Search and replace interface is microscopic in size.
The interface is unique enough that you have to do some fishing around initially, but there are lots of great things about this program, once you find them and learn how they work. I'm grateful it offers global search and replace (across files), which I couldn't live without! The search and replace windows are ridiculously small and just one line tall, like stretched out vitamin pills, which makes them nearly useless if you want to search for and replace blocks of text.
Text editing is fluid and fast. The app is lightweight and the interface mostly stays out of your way. The extensible sugar system allows for community supported updates to editing languages.
You can't resize project sidebars or other portions of the interface. Text snippets are extremely basic (you can't sort or categorize them). There's no color picker. Nearly all of CSSEdit's features are missing. S-L-O-W development timeline.
With better support from the developer, Espresso could easily be the leading editor on the Mac OS. However MacRabbit has been slow to respond to community feedback and, for the most part, this application hasn't changed substantially since the original beta.
Looking forward to an update that brings more configuration options, better FTP and publishing, X-Ray and visual CSS editing.
It's a convenient way to manage an entire web site.
No syntax for css...css editing is straight text. Doesn't render photo files.
It keeps track of all the files in the selected folder, highlights syntax in several formats including HTML and php. Compares online files to local files and uploads, deletes, or ignores uploading/downloading files at user's option.
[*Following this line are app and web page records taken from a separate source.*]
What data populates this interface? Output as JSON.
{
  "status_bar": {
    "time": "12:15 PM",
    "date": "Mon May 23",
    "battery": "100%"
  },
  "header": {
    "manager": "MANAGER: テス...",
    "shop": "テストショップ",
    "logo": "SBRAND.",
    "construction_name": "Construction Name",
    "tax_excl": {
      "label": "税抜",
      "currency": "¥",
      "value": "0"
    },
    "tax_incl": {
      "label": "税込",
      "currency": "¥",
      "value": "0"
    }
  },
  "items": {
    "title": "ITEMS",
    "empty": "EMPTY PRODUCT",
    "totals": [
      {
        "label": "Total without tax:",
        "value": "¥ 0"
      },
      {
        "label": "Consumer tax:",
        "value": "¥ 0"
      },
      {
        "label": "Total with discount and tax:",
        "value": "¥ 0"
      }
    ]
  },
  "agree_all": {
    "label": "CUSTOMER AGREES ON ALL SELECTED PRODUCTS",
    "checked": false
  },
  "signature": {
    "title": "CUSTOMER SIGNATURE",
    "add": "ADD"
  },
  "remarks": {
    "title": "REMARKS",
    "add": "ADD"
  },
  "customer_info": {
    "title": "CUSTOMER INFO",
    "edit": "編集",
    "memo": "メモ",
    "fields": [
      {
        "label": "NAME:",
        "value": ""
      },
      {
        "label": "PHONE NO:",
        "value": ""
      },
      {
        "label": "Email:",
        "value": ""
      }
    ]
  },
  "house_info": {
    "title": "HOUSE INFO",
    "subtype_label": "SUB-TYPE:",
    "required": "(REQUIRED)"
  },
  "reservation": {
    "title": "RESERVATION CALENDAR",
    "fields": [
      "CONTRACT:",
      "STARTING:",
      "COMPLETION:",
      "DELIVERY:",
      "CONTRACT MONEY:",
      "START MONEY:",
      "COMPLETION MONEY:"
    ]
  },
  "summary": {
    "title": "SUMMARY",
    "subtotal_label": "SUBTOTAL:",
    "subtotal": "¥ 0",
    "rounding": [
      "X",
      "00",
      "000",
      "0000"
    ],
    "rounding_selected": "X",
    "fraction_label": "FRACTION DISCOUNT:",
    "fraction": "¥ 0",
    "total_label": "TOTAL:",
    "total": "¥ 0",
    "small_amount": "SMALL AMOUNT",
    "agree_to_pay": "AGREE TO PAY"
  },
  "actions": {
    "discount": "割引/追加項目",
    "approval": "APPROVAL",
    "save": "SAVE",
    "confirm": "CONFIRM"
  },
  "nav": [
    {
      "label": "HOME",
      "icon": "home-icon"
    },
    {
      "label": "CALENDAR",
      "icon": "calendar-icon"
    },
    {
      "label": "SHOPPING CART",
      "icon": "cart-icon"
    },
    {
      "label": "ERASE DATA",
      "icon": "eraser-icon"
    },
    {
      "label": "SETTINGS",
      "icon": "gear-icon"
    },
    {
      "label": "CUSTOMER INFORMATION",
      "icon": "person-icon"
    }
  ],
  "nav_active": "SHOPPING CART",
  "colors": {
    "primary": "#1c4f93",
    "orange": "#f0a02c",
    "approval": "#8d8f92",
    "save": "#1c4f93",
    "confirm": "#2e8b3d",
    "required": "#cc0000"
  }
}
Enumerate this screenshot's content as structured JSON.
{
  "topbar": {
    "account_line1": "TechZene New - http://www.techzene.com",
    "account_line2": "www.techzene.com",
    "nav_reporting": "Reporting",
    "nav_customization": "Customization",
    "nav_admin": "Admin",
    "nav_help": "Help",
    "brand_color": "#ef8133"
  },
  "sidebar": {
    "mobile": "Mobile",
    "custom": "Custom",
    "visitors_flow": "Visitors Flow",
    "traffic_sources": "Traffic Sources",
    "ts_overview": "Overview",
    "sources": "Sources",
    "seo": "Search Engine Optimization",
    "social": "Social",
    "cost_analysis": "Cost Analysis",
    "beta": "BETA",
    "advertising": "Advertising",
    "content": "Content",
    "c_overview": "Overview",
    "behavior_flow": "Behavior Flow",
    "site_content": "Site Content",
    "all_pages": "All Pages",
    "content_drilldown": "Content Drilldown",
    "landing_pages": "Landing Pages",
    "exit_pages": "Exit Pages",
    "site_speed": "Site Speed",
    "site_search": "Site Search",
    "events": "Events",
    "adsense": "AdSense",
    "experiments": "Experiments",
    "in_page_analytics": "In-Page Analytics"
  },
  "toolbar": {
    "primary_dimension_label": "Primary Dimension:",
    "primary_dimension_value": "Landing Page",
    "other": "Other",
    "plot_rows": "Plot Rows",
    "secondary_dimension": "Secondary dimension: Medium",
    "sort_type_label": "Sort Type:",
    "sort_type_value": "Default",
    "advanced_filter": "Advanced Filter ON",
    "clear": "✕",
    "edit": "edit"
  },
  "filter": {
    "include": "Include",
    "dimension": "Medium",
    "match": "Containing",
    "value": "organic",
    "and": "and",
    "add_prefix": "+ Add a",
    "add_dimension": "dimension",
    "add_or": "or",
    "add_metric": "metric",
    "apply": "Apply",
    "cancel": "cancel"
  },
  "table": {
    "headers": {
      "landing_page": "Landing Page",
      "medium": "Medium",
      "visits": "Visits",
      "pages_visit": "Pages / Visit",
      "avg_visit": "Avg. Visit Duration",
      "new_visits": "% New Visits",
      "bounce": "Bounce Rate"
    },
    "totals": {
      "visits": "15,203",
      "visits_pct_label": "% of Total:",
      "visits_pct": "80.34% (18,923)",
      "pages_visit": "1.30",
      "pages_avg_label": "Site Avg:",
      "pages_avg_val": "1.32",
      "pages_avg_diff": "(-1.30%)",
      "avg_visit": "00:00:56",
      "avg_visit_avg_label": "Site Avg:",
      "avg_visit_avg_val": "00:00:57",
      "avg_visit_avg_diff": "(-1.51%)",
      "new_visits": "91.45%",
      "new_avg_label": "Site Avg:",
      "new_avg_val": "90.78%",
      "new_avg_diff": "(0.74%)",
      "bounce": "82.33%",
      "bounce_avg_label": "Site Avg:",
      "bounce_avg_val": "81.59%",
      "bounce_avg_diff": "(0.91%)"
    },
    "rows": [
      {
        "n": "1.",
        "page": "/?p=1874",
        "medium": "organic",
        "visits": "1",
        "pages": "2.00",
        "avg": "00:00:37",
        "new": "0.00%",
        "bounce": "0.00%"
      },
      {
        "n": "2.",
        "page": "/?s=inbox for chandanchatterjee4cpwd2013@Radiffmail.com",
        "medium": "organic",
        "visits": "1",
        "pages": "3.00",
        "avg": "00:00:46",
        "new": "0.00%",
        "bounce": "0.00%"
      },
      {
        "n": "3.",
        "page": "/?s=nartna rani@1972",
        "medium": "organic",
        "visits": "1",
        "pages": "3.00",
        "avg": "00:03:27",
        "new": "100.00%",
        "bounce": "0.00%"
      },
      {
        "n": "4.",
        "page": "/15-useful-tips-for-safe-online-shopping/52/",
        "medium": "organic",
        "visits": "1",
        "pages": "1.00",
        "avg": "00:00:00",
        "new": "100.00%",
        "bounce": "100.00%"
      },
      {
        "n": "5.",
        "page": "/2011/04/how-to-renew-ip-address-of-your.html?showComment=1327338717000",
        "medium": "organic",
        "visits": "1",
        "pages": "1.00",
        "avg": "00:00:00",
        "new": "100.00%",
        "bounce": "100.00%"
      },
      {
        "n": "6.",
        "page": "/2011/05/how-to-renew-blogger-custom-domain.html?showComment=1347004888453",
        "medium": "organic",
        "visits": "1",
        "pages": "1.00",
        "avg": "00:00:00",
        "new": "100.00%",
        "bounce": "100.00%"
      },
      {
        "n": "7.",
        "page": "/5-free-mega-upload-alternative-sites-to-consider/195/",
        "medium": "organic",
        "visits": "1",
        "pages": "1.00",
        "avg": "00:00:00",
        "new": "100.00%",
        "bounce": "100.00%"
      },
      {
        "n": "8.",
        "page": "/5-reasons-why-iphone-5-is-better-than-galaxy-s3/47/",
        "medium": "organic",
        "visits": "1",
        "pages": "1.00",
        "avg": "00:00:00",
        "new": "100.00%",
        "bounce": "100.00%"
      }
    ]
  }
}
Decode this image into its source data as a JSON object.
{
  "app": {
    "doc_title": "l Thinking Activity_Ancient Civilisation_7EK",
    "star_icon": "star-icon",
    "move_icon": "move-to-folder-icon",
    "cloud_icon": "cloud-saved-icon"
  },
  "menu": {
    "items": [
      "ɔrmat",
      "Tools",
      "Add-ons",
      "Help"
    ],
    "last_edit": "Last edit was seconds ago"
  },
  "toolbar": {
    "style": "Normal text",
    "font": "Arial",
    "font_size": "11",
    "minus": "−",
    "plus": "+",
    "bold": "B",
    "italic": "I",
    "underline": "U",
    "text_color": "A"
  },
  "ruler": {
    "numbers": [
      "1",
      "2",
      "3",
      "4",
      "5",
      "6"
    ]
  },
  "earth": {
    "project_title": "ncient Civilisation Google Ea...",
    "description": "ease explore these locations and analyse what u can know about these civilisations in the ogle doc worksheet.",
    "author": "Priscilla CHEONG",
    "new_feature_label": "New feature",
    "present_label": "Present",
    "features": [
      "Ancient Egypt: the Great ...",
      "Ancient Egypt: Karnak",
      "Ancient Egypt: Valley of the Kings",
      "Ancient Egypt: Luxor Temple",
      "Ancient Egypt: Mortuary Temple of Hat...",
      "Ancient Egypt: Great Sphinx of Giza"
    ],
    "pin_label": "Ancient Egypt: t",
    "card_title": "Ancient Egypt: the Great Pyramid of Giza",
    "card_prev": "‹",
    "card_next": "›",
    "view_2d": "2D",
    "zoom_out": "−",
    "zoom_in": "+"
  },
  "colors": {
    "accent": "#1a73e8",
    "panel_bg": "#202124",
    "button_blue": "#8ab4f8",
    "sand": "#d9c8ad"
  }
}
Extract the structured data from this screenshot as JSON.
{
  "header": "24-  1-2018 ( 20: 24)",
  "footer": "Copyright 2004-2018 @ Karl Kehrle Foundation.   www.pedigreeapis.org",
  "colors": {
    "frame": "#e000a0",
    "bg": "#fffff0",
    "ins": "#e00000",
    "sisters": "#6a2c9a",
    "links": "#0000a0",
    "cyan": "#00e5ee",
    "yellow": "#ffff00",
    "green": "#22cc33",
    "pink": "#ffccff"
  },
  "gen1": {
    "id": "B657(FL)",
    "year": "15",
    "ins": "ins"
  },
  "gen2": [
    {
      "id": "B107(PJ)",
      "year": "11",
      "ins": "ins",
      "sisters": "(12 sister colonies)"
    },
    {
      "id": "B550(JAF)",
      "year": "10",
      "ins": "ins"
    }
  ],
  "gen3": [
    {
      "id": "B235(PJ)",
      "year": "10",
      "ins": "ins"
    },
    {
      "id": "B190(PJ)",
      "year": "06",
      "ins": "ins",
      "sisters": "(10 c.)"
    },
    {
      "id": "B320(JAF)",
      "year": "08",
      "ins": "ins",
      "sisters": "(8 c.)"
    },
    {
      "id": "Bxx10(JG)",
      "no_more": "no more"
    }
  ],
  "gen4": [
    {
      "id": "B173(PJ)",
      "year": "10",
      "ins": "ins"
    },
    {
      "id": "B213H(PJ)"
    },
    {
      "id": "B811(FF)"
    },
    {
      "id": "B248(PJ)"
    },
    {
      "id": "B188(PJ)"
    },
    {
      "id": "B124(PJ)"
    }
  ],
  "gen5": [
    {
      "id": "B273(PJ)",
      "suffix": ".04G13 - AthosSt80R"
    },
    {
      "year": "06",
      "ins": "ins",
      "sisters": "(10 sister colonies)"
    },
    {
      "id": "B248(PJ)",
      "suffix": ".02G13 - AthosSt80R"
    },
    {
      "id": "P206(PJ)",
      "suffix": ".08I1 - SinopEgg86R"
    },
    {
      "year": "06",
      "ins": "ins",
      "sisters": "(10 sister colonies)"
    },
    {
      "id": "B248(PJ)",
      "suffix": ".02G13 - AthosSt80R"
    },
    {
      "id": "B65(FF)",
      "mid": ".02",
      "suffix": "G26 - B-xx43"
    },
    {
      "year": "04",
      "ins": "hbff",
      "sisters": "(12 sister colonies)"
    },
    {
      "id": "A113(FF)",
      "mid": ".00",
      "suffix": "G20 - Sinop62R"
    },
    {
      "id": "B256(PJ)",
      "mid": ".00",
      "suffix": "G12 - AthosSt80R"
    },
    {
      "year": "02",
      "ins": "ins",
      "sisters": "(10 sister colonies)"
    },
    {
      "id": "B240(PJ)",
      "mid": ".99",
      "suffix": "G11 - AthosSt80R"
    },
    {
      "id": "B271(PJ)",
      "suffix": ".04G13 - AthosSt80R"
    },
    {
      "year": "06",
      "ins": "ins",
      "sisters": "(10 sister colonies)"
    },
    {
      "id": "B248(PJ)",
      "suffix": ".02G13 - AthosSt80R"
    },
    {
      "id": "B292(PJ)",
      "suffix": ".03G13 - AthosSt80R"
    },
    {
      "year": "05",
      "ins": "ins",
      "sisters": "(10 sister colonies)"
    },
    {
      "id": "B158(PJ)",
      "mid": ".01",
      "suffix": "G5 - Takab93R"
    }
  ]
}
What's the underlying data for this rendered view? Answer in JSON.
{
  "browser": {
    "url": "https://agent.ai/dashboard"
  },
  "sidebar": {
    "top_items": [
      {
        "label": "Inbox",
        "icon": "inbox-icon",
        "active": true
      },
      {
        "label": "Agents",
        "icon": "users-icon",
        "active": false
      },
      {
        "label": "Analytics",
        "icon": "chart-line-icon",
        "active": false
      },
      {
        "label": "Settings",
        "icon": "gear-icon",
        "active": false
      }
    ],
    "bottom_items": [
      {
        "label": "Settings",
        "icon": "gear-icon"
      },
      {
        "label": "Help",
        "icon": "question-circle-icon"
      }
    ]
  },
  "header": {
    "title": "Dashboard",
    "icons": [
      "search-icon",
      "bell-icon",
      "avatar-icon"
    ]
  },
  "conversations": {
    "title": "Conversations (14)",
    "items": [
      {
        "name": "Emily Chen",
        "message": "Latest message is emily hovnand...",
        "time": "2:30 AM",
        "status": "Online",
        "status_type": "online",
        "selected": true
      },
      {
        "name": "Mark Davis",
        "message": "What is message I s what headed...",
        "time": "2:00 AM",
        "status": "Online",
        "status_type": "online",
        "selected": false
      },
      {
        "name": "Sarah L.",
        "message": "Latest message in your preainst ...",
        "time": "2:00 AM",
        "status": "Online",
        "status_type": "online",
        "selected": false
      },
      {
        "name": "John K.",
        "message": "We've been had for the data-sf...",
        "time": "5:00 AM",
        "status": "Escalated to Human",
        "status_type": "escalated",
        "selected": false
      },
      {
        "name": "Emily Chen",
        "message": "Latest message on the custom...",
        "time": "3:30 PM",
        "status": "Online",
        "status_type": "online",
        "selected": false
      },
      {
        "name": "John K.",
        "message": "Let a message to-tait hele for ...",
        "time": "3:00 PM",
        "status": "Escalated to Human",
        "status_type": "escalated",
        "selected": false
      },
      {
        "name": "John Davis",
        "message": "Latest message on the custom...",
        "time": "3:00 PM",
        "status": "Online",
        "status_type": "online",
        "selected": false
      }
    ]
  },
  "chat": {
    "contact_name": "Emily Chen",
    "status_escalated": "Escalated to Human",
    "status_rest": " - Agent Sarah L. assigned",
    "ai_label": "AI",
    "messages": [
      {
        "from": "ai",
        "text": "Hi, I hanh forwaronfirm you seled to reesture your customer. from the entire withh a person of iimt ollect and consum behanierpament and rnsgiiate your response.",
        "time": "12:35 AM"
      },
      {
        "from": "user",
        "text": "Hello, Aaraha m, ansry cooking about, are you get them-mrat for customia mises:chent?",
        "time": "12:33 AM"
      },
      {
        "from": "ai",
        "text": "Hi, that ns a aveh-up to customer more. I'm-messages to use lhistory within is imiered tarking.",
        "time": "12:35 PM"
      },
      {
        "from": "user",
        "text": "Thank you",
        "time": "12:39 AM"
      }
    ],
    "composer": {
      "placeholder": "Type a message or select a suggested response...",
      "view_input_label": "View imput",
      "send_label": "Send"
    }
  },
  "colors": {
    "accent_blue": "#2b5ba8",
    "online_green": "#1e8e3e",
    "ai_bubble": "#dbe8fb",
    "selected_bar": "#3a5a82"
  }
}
Updated on Dec 22, 2009
It keeps track of all the files in the selected folder, highlights syntax in several formats including HTML and php. Compares online files to local files and uploads, deletes, or ignores uploading/downloading files at user's option. (Current version does render graphics.)